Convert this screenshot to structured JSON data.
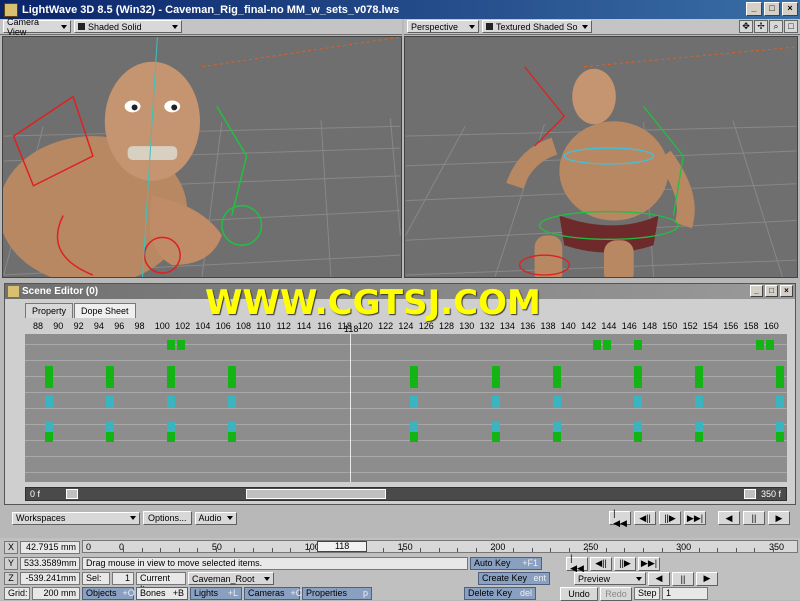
{
  "window": {
    "title": "LightWave 3D 8.5 (Win32) - Caveman_Rig_final-no MM_w_sets_v078.lws"
  },
  "left_viewport": {
    "view": "Camera View",
    "shading": "Shaded Solid"
  },
  "right_viewport": {
    "view": "Perspective",
    "shading": "Textured Shaded Solid"
  },
  "scene_editor": {
    "title": "Scene Editor (0)",
    "tabs": [
      "Property",
      "Dope Sheet"
    ],
    "frame_ticks": [
      "88",
      "90",
      "92",
      "94",
      "96",
      "98",
      "100",
      "102",
      "104",
      "106",
      "108",
      "110",
      "112",
      "114",
      "116",
      "118",
      "120",
      "122",
      "124",
      "126",
      "128",
      "130",
      "132",
      "134",
      "136",
      "138",
      "140",
      "142",
      "144",
      "146",
      "148",
      "150",
      "152",
      "154",
      "156",
      "158",
      "160"
    ],
    "current_frame": "118",
    "range_start": "0 f",
    "range_end": "350 f"
  },
  "watermark": "WWW.CGTSJ.COM",
  "controls": {
    "workspaces": "Workspaces",
    "options": "Options...",
    "audio": "Audio",
    "transport_left": [
      "|◀◀",
      "◀||",
      "||▶",
      "▶▶|"
    ],
    "transport_right": [
      "◀",
      "||",
      "▶"
    ]
  },
  "bottom": {
    "x_label": "X",
    "y_label": "Y",
    "z_label": "Z",
    "x_value": "42.7915 mm",
    "y_value": "533.3589mm",
    "z_value": "-539.241mm",
    "grid_label": "Grid:",
    "grid_value": "200 mm",
    "status": "Drag mouse in view to move selected items.",
    "timeline_start": "0",
    "timeline_end": "350",
    "timeline_labels": [
      "0",
      "50",
      "100",
      "150",
      "200",
      "250",
      "300",
      "350"
    ],
    "timeline_current": "118",
    "sel_label": "Sel:",
    "sel_value": "1",
    "current_item_label": "Current Item",
    "current_item": "Caveman_Root",
    "auto_key": "Auto Key",
    "auto_key_sc": "+F1",
    "create_key": "Create Key",
    "create_key_sc": "ent",
    "delete_key": "Delete Key",
    "delete_key_sc": "del",
    "preview": "Preview",
    "undo": "Undo",
    "redo": "Redo",
    "step_label": "Step",
    "step_value": "1",
    "modes": [
      {
        "label": "Objects",
        "sc": "+O"
      },
      {
        "label": "Bones",
        "sc": "+B"
      },
      {
        "label": "Lights",
        "sc": "+L"
      },
      {
        "label": "Cameras",
        "sc": "+C"
      },
      {
        "label": "Properties",
        "sc": "p"
      }
    ]
  }
}
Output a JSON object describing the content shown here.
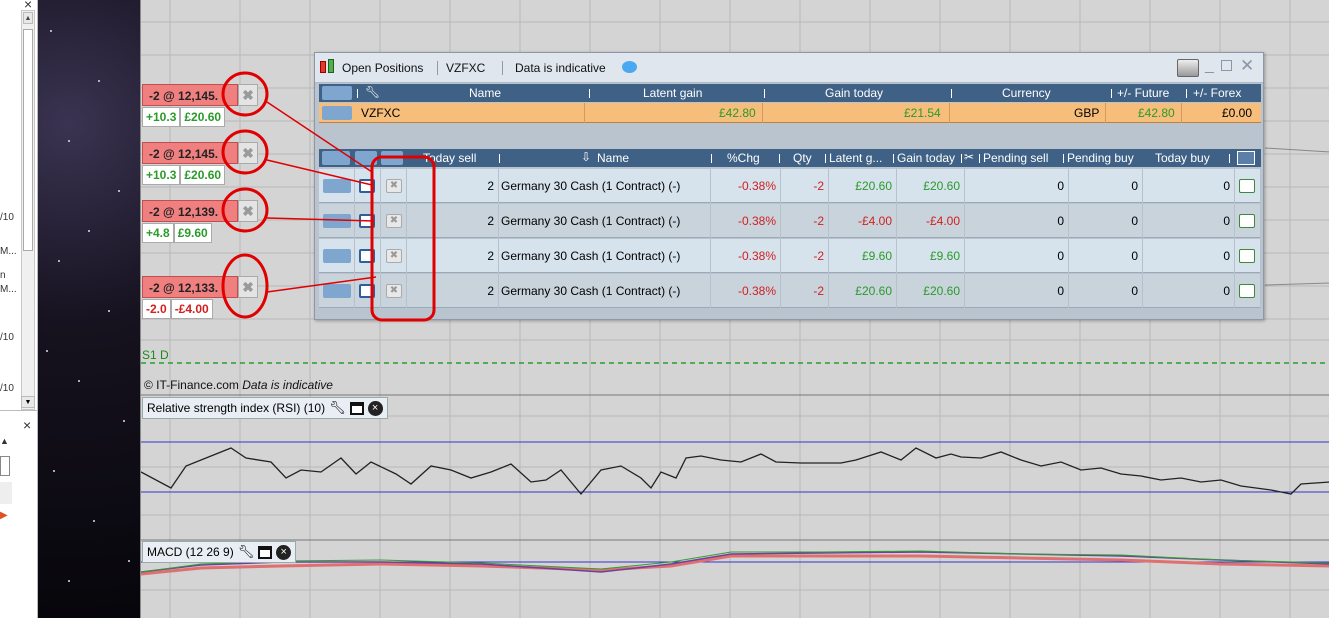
{
  "left_panel": {
    "close": "×",
    "items": [
      "/10",
      "M...",
      "n",
      "M...",
      "/10",
      "/10"
    ],
    "close2": "×"
  },
  "order_tags": [
    {
      "price": "-2 @ 12,145.",
      "points": "+10.3",
      "money": "£20.60",
      "points_status": "positive",
      "money_status": "positive"
    },
    {
      "price": "-2 @ 12,145.",
      "points": "+10.3",
      "money": "£20.60",
      "points_status": "positive",
      "money_status": "positive"
    },
    {
      "price": "-2 @ 12,139.",
      "points": "+4.8",
      "money": "£9.60",
      "points_status": "positive",
      "money_status": "positive"
    },
    {
      "price": "-2 @ 12,133.",
      "points": "-2.0",
      "money": "-£4.00",
      "points_status": "negative",
      "money_status": "negative"
    }
  ],
  "window": {
    "title": "Open Positions",
    "account": "VZFXC",
    "indicative": "Data is indicative",
    "summary_headers": [
      "Name",
      "Latent gain",
      "Gain today",
      "Currency",
      "+/- Future",
      "+/- Forex"
    ],
    "summary_row": {
      "name": "VZFXC",
      "latent_gain": "£42.80",
      "gain_today": "£21.54",
      "currency": "GBP",
      "future": "£42.80",
      "forex": "£0.00"
    },
    "detail_headers": [
      "Today sell",
      "Name",
      "%Chg",
      "Qty",
      "Latent g...",
      "Gain today",
      "Pending sell",
      "Pending buy",
      "Today buy"
    ],
    "rows": [
      {
        "today_sell": "2",
        "name": "Germany 30 Cash (1 Contract) (-)",
        "chg": "-0.38%",
        "qty": "-2",
        "latent": "£20.60",
        "gain_today": "£20.60",
        "pending_sell": "0",
        "pending_buy": "0",
        "today_buy": "0"
      },
      {
        "today_sell": "2",
        "name": "Germany 30 Cash (1 Contract) (-)",
        "chg": "-0.38%",
        "qty": "-2",
        "latent": "-£4.00",
        "gain_today": "-£4.00",
        "pending_sell": "0",
        "pending_buy": "0",
        "today_buy": "0"
      },
      {
        "today_sell": "2",
        "name": "Germany 30 Cash (1 Contract) (-)",
        "chg": "-0.38%",
        "qty": "-2",
        "latent": "£9.60",
        "gain_today": "£9.60",
        "pending_sell": "0",
        "pending_buy": "0",
        "today_buy": "0"
      },
      {
        "today_sell": "2",
        "name": "Germany 30 Cash (1 Contract) (-)",
        "chg": "-0.38%",
        "qty": "-2",
        "latent": "£20.60",
        "gain_today": "£20.60",
        "pending_sell": "0",
        "pending_buy": "0",
        "today_buy": "0"
      }
    ]
  },
  "chart": {
    "s1_label": "S1 D",
    "copyright": "© IT-Finance.com",
    "indicative": "Data is indicative",
    "rsi_label": "Relative strength index (RSI) (10)",
    "macd_label": "MACD (12 26 9)"
  },
  "colors": {
    "order_red": "#f08080",
    "positive": "#2a9a2a",
    "negative": "#d02020",
    "header_blue": "#3f6185",
    "summary_orange": "#f6be7a",
    "annotation_red": "#e00000"
  }
}
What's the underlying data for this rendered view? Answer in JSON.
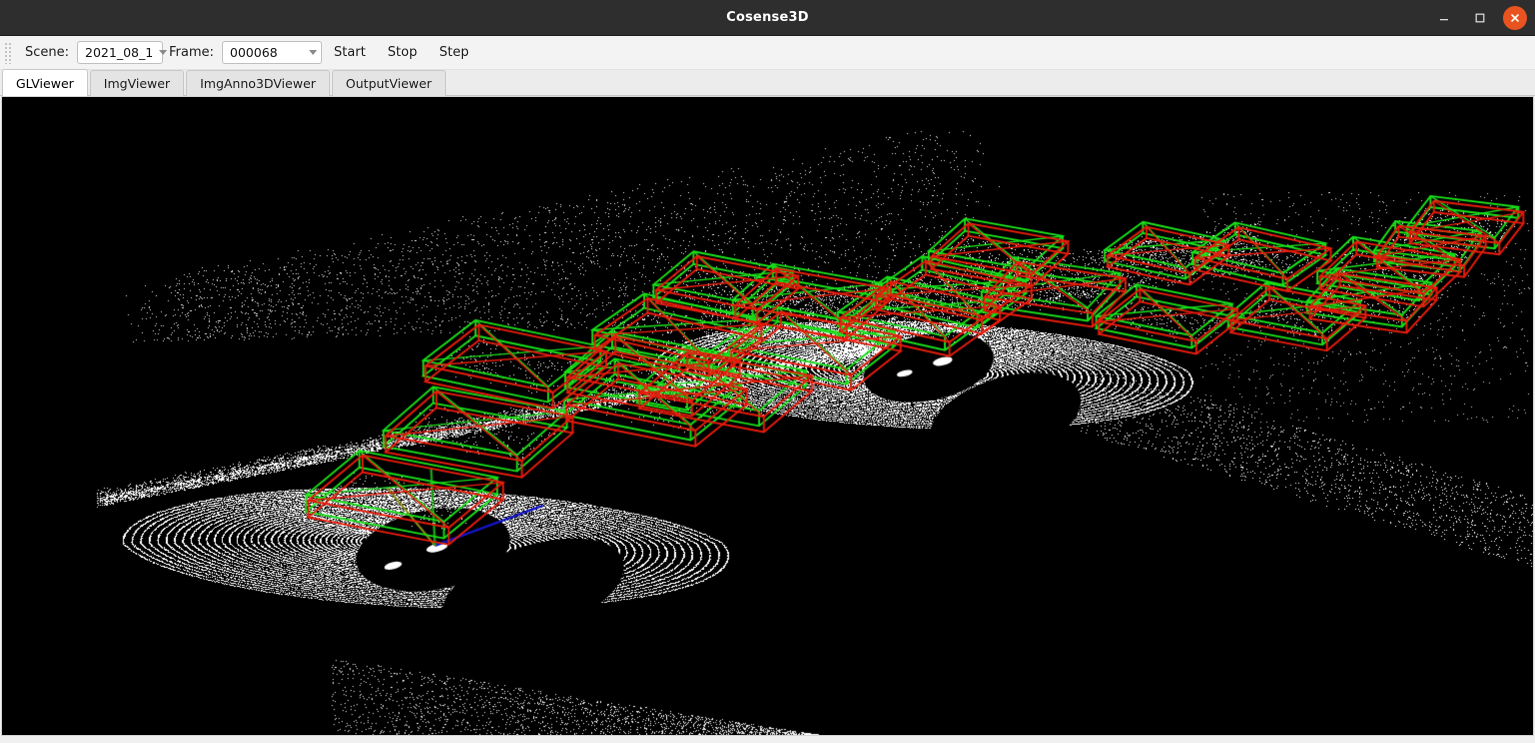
{
  "window": {
    "title": "Cosense3D",
    "controls": [
      {
        "name": "minimize-button",
        "icon": "minimize-icon"
      },
      {
        "name": "maximize-button",
        "icon": "maximize-icon"
      },
      {
        "name": "close-button",
        "icon": "close-icon"
      }
    ],
    "titlebar_bg": "#2e2e2e",
    "close_bg": "#e8531f"
  },
  "toolbar": {
    "scene_label": "Scene:",
    "scene_value": "2021_08_1",
    "frame_label": "Frame:",
    "frame_value": "000068",
    "start_label": "Start",
    "stop_label": "Stop",
    "step_label": "Step"
  },
  "tabs": [
    {
      "label": "GLViewer",
      "active": true
    },
    {
      "label": "ImgViewer",
      "active": false
    },
    {
      "label": "ImgAnno3DViewer",
      "active": false
    },
    {
      "label": "OutputViewer",
      "active": false
    }
  ],
  "viewer": {
    "background": "#000000",
    "point_color": "#ffffff",
    "gt_box_color": "#19e019",
    "pred_box_color": "#e81c0c",
    "axis_colors": {
      "x": "#1414c8",
      "y": "#8a8a14",
      "z": "#19a019"
    },
    "legend": {
      "green": "ground-truth 3D bounding box",
      "red": "predicted 3D bounding box"
    },
    "scene_type": "lidar-point-cloud",
    "num_boxes": 22,
    "sensors": [
      {
        "name": "ego-lidar-left",
        "cx": 0.275,
        "cy": 0.7
      },
      {
        "name": "cav-lidar-right",
        "cx": 0.6,
        "cy": 0.43
      }
    ],
    "boxes": [
      {
        "cx": 0.822,
        "cy": 0.259,
        "w": 0.034,
        "h": 0.03,
        "len": 0.028,
        "yaw": 0.52
      },
      {
        "cx": 0.905,
        "cy": 0.283,
        "w": 0.036,
        "h": 0.032,
        "len": 0.03,
        "yaw": 0.4
      },
      {
        "cx": 0.894,
        "cy": 0.328,
        "w": 0.033,
        "h": 0.03,
        "len": 0.028,
        "yaw": 0.35
      },
      {
        "cx": 0.76,
        "cy": 0.357,
        "w": 0.035,
        "h": 0.031,
        "len": 0.029,
        "yaw": 0.47
      },
      {
        "cx": 0.845,
        "cy": 0.353,
        "w": 0.034,
        "h": 0.03,
        "len": 0.029,
        "yaw": 0.44
      },
      {
        "cx": 0.76,
        "cy": 0.253,
        "w": 0.03,
        "h": 0.028,
        "len": 0.026,
        "yaw": 0.5
      },
      {
        "cx": 0.62,
        "cy": 0.32,
        "w": 0.039,
        "h": 0.034,
        "len": 0.032,
        "yaw": 0.52
      },
      {
        "cx": 0.598,
        "cy": 0.354,
        "w": 0.04,
        "h": 0.035,
        "len": 0.033,
        "yaw": 0.51
      },
      {
        "cx": 0.686,
        "cy": 0.315,
        "w": 0.037,
        "h": 0.033,
        "len": 0.03,
        "yaw": 0.36
      },
      {
        "cx": 0.65,
        "cy": 0.253,
        "w": 0.035,
        "h": 0.031,
        "len": 0.029,
        "yaw": 0.42
      },
      {
        "cx": 0.472,
        "cy": 0.307,
        "w": 0.036,
        "h": 0.032,
        "len": 0.03,
        "yaw": 0.45
      },
      {
        "cx": 0.44,
        "cy": 0.383,
        "w": 0.042,
        "h": 0.036,
        "len": 0.034,
        "yaw": 0.52
      },
      {
        "cx": 0.527,
        "cy": 0.33,
        "w": 0.039,
        "h": 0.034,
        "len": 0.032,
        "yaw": 0.42
      },
      {
        "cx": 0.53,
        "cy": 0.405,
        "w": 0.043,
        "h": 0.037,
        "len": 0.035,
        "yaw": 0.47
      },
      {
        "cx": 0.424,
        "cy": 0.445,
        "w": 0.044,
        "h": 0.038,
        "len": 0.036,
        "yaw": 0.44
      },
      {
        "cx": 0.426,
        "cy": 0.49,
        "w": 0.046,
        "h": 0.039,
        "len": 0.037,
        "yaw": 0.46
      },
      {
        "cx": 0.471,
        "cy": 0.47,
        "w": 0.044,
        "h": 0.038,
        "len": 0.036,
        "yaw": 0.44
      },
      {
        "cx": 0.334,
        "cy": 0.43,
        "w": 0.046,
        "h": 0.039,
        "len": 0.037,
        "yaw": 0.48
      },
      {
        "cx": 0.31,
        "cy": 0.537,
        "w": 0.048,
        "h": 0.041,
        "len": 0.039,
        "yaw": 0.43
      },
      {
        "cx": 0.262,
        "cy": 0.64,
        "w": 0.05,
        "h": 0.042,
        "len": 0.04,
        "yaw": 0.45
      },
      {
        "cx": 0.955,
        "cy": 0.209,
        "w": 0.03,
        "h": 0.028,
        "len": 0.026,
        "yaw": 0.3
      },
      {
        "cx": 0.932,
        "cy": 0.246,
        "w": 0.029,
        "h": 0.027,
        "len": 0.025,
        "yaw": 0.28
      }
    ]
  }
}
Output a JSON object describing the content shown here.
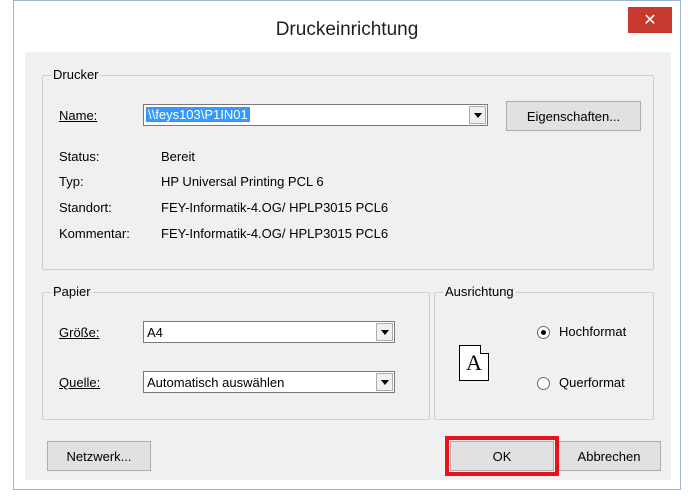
{
  "window": {
    "title": "Druckeinrichtung",
    "close_glyph": "✕"
  },
  "printer": {
    "group_label": "Drucker",
    "name_label": "Name:",
    "name_value": "\\\\feys103\\P1IN01",
    "properties_button": "Eigenschaften...",
    "status_label": "Status:",
    "status_value": "Bereit",
    "type_label": "Typ:",
    "type_value": "HP Universal Printing PCL 6",
    "location_label": "Standort:",
    "location_value": "FEY-Informatik-4.OG/  HPLP3015 PCL6",
    "comment_label": "Kommentar:",
    "comment_value": "FEY-Informatik-4.OG/  HPLP3015 PCL6"
  },
  "paper": {
    "group_label": "Papier",
    "size_label": "Größe:",
    "size_value": "A4",
    "source_label": "Quelle:",
    "source_value": "Automatisch auswählen"
  },
  "orientation": {
    "group_label": "Ausrichtung",
    "page_glyph": "A",
    "portrait_label": "Hochformat",
    "landscape_label": "Querformat",
    "selected": "portrait"
  },
  "buttons": {
    "network": "Netzwerk...",
    "ok": "OK",
    "cancel": "Abbrechen"
  },
  "colors": {
    "highlight": "#e8121b",
    "close": "#c7382f",
    "selection": "#3399ff"
  }
}
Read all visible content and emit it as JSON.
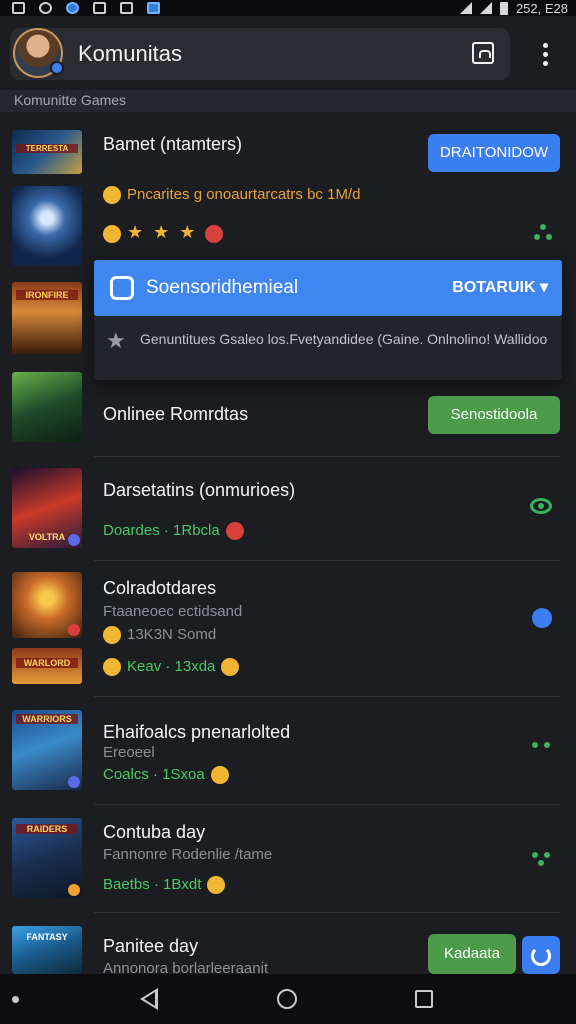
{
  "status_bar": {
    "time": "252, E28"
  },
  "app_bar": {
    "title": "Komunitas"
  },
  "breadcrumb": "Komunitte Games",
  "rows": [
    {
      "title": "Bamet (ntamters)",
      "line1": "Pncarites g onoaurtarcatrs bc 1M/d",
      "button": "DRAITONIDOW"
    },
    {
      "title": "Onlinee Romrdtas",
      "button": "Senostidoola"
    },
    {
      "title": "Darsetatins (onmurioes)",
      "meta": "Doardes · 1Rbcla"
    },
    {
      "title": "Colradotdares",
      "sub": "Ftaaneoec ectidsand",
      "sub2": "13K3N Somd",
      "meta": "Keav · 13xda"
    },
    {
      "title": "Ehaifoalcs pnenarlolted",
      "sub": "Ereoeel",
      "meta": "Coalcs · 1Sxoa"
    },
    {
      "title": "Contuba day",
      "sub": "Fannonre Rodenlie /tame",
      "meta": "Baetbs · 1Bxdt"
    },
    {
      "title": "Panitee day",
      "sub": "Annonora borlarleeraanit",
      "button": "Kadaata"
    }
  ],
  "card": {
    "title": "Soensoridhemieal",
    "action": "BOTARUIK",
    "description": "Genuntitues Gsaleo los.Fvetyandidee (Gaine. Onlnolino! Wallidoo"
  },
  "thumb_tags": [
    "TERRESTA",
    "IRONFIRE",
    "VOLTRA",
    "WARLORD",
    "WARRIORS",
    "RAIDERS",
    "FANTASY"
  ],
  "colors": {
    "accent_blue": "#3b7ef0",
    "accent_green": "#39b45c",
    "background": "#1c1d21"
  }
}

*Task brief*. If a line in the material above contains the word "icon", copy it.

*Expected answer*.
        "icon": "minimize-icon"
        "icon": "maximize-icon"
        "icon": "close-icon"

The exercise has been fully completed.